Billionaire Betsy DeVos has been confirmed for secretary of education following a historic tie-breaking vote cast by Vice President Mike Pence. DeVos' nomination was unanimously opposed by Senate Democrats and her deciding vote was the first time a vice president has had to break a tie for a Cabinet nominee in U.S. history.
On Feb. 7, the Senate was deadlocked on the confirmation of DeVos, with all 48 Democratic senators opposed. Republican Sens. Lisa Murkowski of Alaska and Susan Collins of Maine had also voted against the Michigan-based billionaire's confirmation, resulting in a 50-50 split in the Chamber. The deciding vote was cast by Pence, who had predicted on Feb. 5 that his intervention would be necessary.
"It would be my high honor to cast the deciding tie-breaking vote on the floor of the Senate," Pence told Fox News.
DeVos' nomination had been heatedly contested in the Senate. On Feb. 6, Democratic lawmakers began a 24-hour filibuster against her confirmation vote, urging for just one more of their GOP colleagues to break from President Donald Trump and vote against his education secretary nominee. None of the Republican senators obliged.
Popular VideoThis young teenage singer was shocked when Keith Urban invited her on stage at his concert. A few moments later, he made her wildest dreams come true.

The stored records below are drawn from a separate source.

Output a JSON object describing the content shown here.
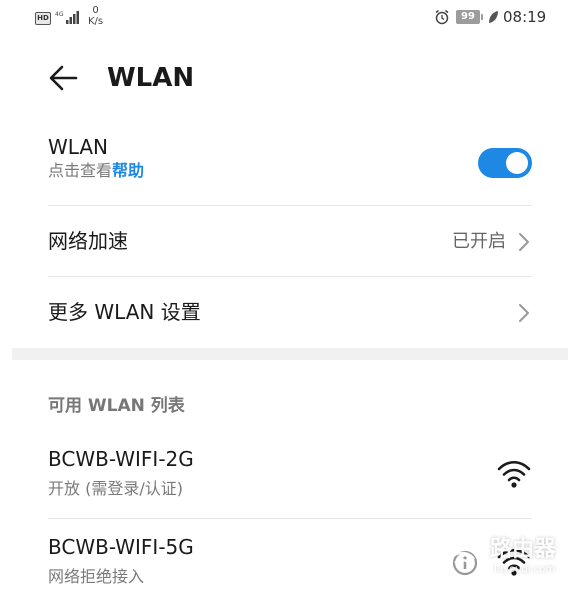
{
  "status_bar": {
    "hd_badge": "HD",
    "network_type": "4G",
    "speed_value": "0",
    "speed_unit": "K/s",
    "battery_level": "99",
    "time": "08:19"
  },
  "header": {
    "title": "WLAN",
    "back_icon": "arrow-left-icon"
  },
  "wlan_toggle": {
    "title": "WLAN",
    "subtitle_prefix": "点击查看",
    "help_link": "帮助",
    "enabled": true,
    "accent_color": "#1e88e5"
  },
  "network_boost": {
    "label": "网络加速",
    "value": "已开启"
  },
  "more_settings": {
    "label": "更多 WLAN 设置"
  },
  "available_section": {
    "title": "可用 WLAN 列表",
    "networks": [
      {
        "ssid": "BCWB-WIFI-2G",
        "status": "开放 (需登录/认证)",
        "icon": "wifi-signal-icon"
      },
      {
        "ssid": "BCWB-WIFI-5G",
        "status": "网络拒绝接入",
        "icon": "wifi-signal-icon"
      }
    ]
  },
  "watermark": {
    "label": "路由器",
    "sub": "luyouqi.com"
  }
}
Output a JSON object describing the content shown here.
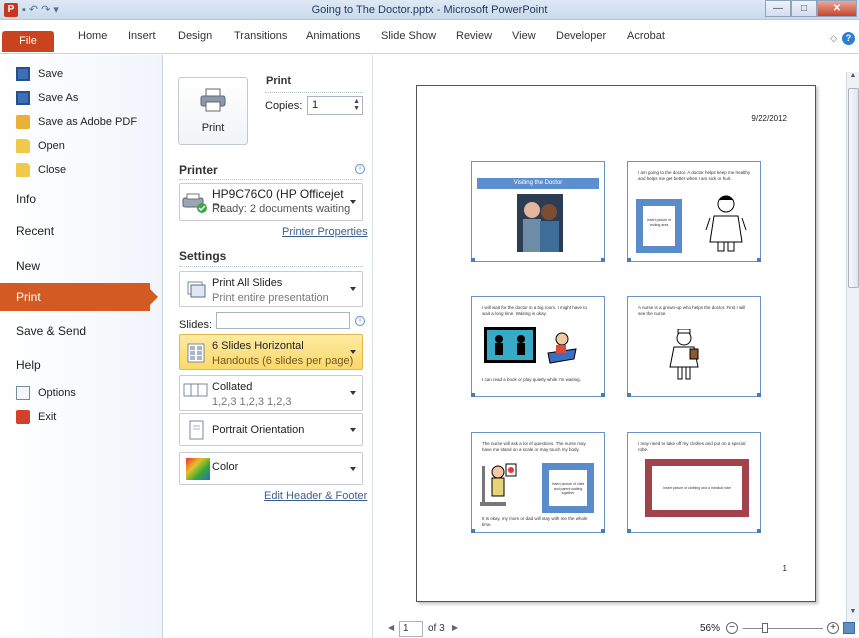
{
  "window": {
    "title": "Going to The Doctor.pptx - Microsoft PowerPoint",
    "app_icon": "P",
    "minimize": "—",
    "maximize": "□",
    "close": "✕"
  },
  "ribbon": {
    "file_tab": "File",
    "tabs": [
      "Home",
      "Insert",
      "Design",
      "Transitions",
      "Animations",
      "Slide Show",
      "Review",
      "View",
      "Developer",
      "Acrobat"
    ]
  },
  "nav": {
    "small_items": [
      {
        "label": "Save",
        "icon": "save-icon"
      },
      {
        "label": "Save As",
        "icon": "save-as-icon"
      },
      {
        "label": "Save as Adobe PDF",
        "icon": "adobe-pdf-icon"
      },
      {
        "label": "Open",
        "icon": "open-folder-icon"
      },
      {
        "label": "Close",
        "icon": "close-folder-icon"
      }
    ],
    "info": "Info",
    "recent": "Recent",
    "new": "New",
    "print": "Print",
    "save_send": "Save & Send",
    "help": "Help",
    "options": "Options",
    "exit": "Exit"
  },
  "print_panel": {
    "print_button": "Print",
    "print_header": "Print",
    "copies_label": "Copies:",
    "copies_value": "1",
    "printer_header": "Printer",
    "printer_name": "HP9C76C0 (HP Officejet Pr...",
    "printer_status": "Ready: 2 documents waiting",
    "printer_properties": "Printer Properties",
    "settings_header": "Settings",
    "slides_range_title": "Print All Slides",
    "slides_range_sub": "Print entire presentation",
    "slides_label": "Slides:",
    "slides_value": "",
    "layout_title": "6 Slides Horizontal",
    "layout_sub": "Handouts (6 slides per page)",
    "collation_title": "Collated",
    "collation_sub": "1,2,3   1,2,3   1,2,3",
    "orientation": "Portrait Orientation",
    "color": "Color",
    "edit_header_footer": "Edit Header & Footer"
  },
  "preview": {
    "date": "9/22/2012",
    "page_number": "1",
    "slides": [
      {
        "title": "Visiting the Doctor"
      },
      {
        "text": "I am going to the doctor. A doctor helps keep me healthy and helps me get better when I am sick or hurt.",
        "box_text": "Insert picture of visiting area"
      },
      {
        "text": "I will wait for the doctor in a big room. I might have to wait a long time. Waiting is okay.",
        "text_bottom": "I can read a book or play quietly while I'm waiting."
      },
      {
        "text": "A nurse is a grown-up who helps the doctor. First I will see the nurse."
      },
      {
        "text": "The nurse will ask a lot of questions. The nurse may have me stand on a scale or may touch my body.",
        "box_text": "Insert picture of child and parent waiting together",
        "text_bottom": "It is okay, my mom or dad will stay with me the whole time."
      },
      {
        "text": "I may need to take off my clothes and put on a special robe.",
        "box_text": "Insert picture of clothing and a medical robe"
      }
    ]
  },
  "page_nav": {
    "current_page": "1",
    "of_total": "of 3"
  },
  "zoom": {
    "percent": "56%",
    "minus": "−",
    "plus": "+"
  }
}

Democrats opposed DeVos due to her advocacy as a GOP donor in Michigan for private and religious vouchers that would draw funding from public education. DeVos had also advocated for charter schools, which are less regulated than public institutions. She has never worked for or attended a public school.
"I can't say it enough: A vote for Ms. DeVos is a vote to destroy our public school system," said Democratic Sen. Tom Udall of New Mexico on the chamber floor, reports The Washington Post.
Republican lawmakers have asserted that DeVos' lack of experience in public education and her advocacy for charter schools would provide a fresh perspective in the Department of Education, providing low-income students with more school choice.
On the floor, Republican Sen. John Cornyn of Texas praised DeVos for not being "another bureaucrat that knows all the acronyms and knows that arcana known to people who have been brought up within that establishment."
Popular VideoThis young teenage singer was shocked when Keith Urban invited her on stage at his concert. A few moments later, he made her wildest dreams come true:
Videos of DeVos' performance during her confirmation hearings became viral on social media, fueling constituent opposition towards her.
"The more people who watched her performance in that hearing, the more they see how ill-equipped DeVos is to do the mission, the more outraged regular Americans have gotten," Randi Weingarten, the president of the American Federation of Teachers, told NPR. "DeVos is the least qualified, the most ill-prepared and the most hostile to public education of anyone who's ever had that role."
During her confirmation hearing, DeVos had cited grizzly bear encroachment near Wyoming schools as justification for allowing guns in education facilities and appeared unfamiliar with the federal law titled Individuals with Disabilities Education Act, which places protections for students with special needs.
"You put those two things together, lack of compassion for what's happened to places like Sandy Hook and an inability to just understand that basic law around vulnerable students and it was clear at the end that this was someone who shouldn't be the secretary of education," Democratic Sen. Chris Murphy of Connecticut told CNN.
Laura Friedenbach, the press secretary for campaign finance reform nonprofit Every Voice, asserts that many of the Republican senators who voted for DeVos should have recused themselves because she and her family had previously donated to their campaigns.
The DeVos family has been among the biggest donors to the GOP. For example, the Center for American Progress found that the DeVos family has donated $98,300 to Republican Sen. Marco Rubio of Florida, who was among those who voted to confirm the education secretary.
"The after-effects of the widespread public backlash to her nomination will linger," Friedenbach said of DeVos. "People are tired of a government that works best for the wealthiest among us ... rewarding a big donor with a Cabinet position will only add fuel to the fire."
Democratic Senate Minority Leader Sen. Chuck Schumer of New York took to social media to blast Pence for his tie-breaking vote shortly after DeVos' confirmation.
"Today [Pence] did something no one else has ever done: cast the tie breaking vote on his own cabinet nominee," Schumer tweeted out. "#RiggedCabinet."
On Feb. 6, Trump took to his own Twitter to praise DeVos as "a reformer, and she is going to be a great Education Sec. for our kids!"